Start of Study material

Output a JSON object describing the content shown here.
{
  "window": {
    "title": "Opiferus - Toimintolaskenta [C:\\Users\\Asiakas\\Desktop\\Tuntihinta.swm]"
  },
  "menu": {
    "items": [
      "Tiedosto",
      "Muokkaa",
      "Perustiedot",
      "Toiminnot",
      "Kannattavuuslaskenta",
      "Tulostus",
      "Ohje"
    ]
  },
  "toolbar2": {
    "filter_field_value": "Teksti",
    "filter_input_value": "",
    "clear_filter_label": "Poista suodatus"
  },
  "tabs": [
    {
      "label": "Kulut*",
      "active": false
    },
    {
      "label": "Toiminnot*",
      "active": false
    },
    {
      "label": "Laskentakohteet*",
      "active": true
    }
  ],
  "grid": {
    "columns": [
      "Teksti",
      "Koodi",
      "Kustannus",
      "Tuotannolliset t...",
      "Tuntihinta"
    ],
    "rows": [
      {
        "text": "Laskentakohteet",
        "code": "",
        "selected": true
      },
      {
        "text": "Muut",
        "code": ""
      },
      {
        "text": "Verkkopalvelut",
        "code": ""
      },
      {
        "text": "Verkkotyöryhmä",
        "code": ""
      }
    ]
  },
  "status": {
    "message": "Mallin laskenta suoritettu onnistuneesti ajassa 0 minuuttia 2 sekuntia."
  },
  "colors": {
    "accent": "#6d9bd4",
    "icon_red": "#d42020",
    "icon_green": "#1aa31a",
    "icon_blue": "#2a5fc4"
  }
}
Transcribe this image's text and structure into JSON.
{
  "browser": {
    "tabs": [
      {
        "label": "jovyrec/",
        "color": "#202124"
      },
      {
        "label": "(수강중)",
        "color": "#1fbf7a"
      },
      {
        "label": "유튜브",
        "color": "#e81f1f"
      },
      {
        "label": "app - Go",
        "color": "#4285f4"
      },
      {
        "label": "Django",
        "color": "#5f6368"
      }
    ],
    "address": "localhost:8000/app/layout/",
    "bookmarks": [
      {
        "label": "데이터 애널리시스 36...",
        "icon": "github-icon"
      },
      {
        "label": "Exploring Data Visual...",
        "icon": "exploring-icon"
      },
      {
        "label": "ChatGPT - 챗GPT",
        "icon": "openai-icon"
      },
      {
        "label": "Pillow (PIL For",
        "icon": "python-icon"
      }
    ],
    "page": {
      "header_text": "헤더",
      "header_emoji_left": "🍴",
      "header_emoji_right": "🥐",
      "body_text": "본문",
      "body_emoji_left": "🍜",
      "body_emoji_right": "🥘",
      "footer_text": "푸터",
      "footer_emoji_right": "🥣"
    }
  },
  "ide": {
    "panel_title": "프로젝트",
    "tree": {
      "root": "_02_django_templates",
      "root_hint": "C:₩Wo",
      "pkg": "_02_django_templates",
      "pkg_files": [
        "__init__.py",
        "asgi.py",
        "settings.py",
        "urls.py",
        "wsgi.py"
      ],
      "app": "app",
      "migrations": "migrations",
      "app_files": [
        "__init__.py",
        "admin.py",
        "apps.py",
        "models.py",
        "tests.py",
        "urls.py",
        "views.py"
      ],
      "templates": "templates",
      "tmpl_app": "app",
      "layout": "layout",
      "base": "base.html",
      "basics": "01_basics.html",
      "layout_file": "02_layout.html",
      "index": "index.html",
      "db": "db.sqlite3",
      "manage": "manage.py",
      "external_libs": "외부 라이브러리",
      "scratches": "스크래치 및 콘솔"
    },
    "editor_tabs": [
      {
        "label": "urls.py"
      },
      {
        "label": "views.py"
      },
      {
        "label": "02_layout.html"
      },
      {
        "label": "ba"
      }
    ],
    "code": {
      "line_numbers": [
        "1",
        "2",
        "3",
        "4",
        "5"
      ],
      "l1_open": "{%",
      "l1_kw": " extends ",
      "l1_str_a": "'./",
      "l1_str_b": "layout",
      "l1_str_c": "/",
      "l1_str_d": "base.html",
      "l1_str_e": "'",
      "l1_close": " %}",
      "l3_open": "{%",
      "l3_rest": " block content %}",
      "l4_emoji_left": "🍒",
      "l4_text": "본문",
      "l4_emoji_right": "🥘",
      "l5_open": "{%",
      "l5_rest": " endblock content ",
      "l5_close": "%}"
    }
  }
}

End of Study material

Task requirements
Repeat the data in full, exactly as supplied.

Solution for this problem
Output a JSON object describing the content shown here.
{
  "window": {
    "title": "Opiferus - Toimintolaskenta [C:\\Users\\Asiakas\\Desktop\\Tuntihinta.swm]"
  },
  "menu": {
    "items": [
      "Tiedosto",
      "Muokkaa",
      "Perustiedot",
      "Toiminnot",
      "Kannattavuuslaskenta",
      "Tulostus",
      "Ohje"
    ]
  },
  "toolbar2": {
    "filter_field_value": "Teksti",
    "filter_input_value": "",
    "clear_filter_label": "Poista suodatus"
  },
  "tabs": [
    {
      "label": "Kulut*",
      "active": false
    },
    {
      "label": "Toiminnot*",
      "active": false
    },
    {
      "label": "Laskentakohteet*",
      "active": true
    }
  ],
  "grid": {
    "columns": [
      "Teksti",
      "Koodi",
      "Kustannus",
      "Tuotannolliset t...",
      "Tuntihinta"
    ],
    "rows": [
      {
        "text": "Laskentakohteet",
        "code": "",
        "selected": true
      },
      {
        "text": "Muut",
        "code": ""
      },
      {
        "text": "Verkkopalvelut",
        "code": ""
      },
      {
        "text": "Verkkotyöryhmä",
        "code": ""
      }
    ]
  },
  "status": {
    "message": "Mallin laskenta suoritettu onnistuneesti ajassa 0 minuuttia 2 sekuntia."
  },
  "colors": {
    "accent": "#6d9bd4",
    "icon_red": "#d42020",
    "icon_green": "#1aa31a",
    "icon_blue": "#2a5fc4"
  }
}
Transcribe this image's text and structure into JSON.
{
  "browser": {
    "tabs": [
      {
        "label": "jovyrec/",
        "color": "#202124"
      },
      {
        "label": "(수강중)",
        "color": "#1fbf7a"
      },
      {
        "label": "유튜브",
        "color": "#e81f1f"
      },
      {
        "label": "app - Go",
        "color": "#4285f4"
      },
      {
        "label": "Django",
        "color": "#5f6368"
      }
    ],
    "address": "localhost:8000/app/layout/",
    "bookmarks": [
      {
        "label": "데이터 애널리시스 36...",
        "icon": "github-icon"
      },
      {
        "label": "Exploring Data Visual...",
        "icon": "exploring-icon"
      },
      {
        "label": "ChatGPT - 챗GPT",
        "icon": "openai-icon"
      },
      {
        "label": "Pillow (PIL For",
        "icon": "python-icon"
      }
    ],
    "page": {
      "header_text": "헤더",
      "header_emoji_left": "🍴",
      "header_emoji_right": "🥐",
      "body_text": "본문",
      "body_emoji_left": "🍜",
      "body_emoji_right": "🥘",
      "footer_text": "푸터",
      "footer_emoji_right": "🥣"
    }
  },
  "ide": {
    "panel_title": "프로젝트",
    "tree": {
      "root": "_02_django_templates",
      "root_hint": "C:₩Wo",
      "pkg": "_02_django_templates",
      "pkg_files": [
        "__init__.py",
        "asgi.py",
        "settings.py",
        "urls.py",
        "wsgi.py"
      ],
      "app": "app",
      "migrations": "migrations",
      "app_files": [
        "__init__.py",
        "admin.py",
        "apps.py",
        "models.py",
        "tests.py",
        "urls.py",
        "views.py"
      ],
      "templates": "templates",
      "tmpl_app": "app",
      "layout": "layout",
      "base": "base.html",
      "basics": "01_basics.html",
      "layout_file": "02_layout.html",
      "index": "index.html",
      "db": "db.sqlite3",
      "manage": "manage.py",
      "external_libs": "외부 라이브러리",
      "scratches": "스크래치 및 콘솔"
    },
    "editor_tabs": [
      {
        "label": "urls.py"
      },
      {
        "label": "views.py"
      },
      {
        "label": "02_layout.html"
      },
      {
        "label": "ba"
      }
    ],
    "code": {
      "line_numbers": [
        "1",
        "2",
        "3",
        "4",
        "5"
      ],
      "l1_open": "{%",
      "l1_kw": " extends ",
      "l1_str_a": "'./",
      "l1_str_b": "layout",
      "l1_str_c": "/",
      "l1_str_d": "base.html",
      "l1_str_e": "'",
      "l1_close": " %}",
      "l3_open": "{%",
      "l3_rest": " block content %}",
      "l4_emoji_left": "🍒",
      "l4_text": "본문",
      "l4_emoji_right": "🥘",
      "l5_open": "{%",
      "l5_rest": " endblock content ",
      "l5_close": "%}"
    }
  }
}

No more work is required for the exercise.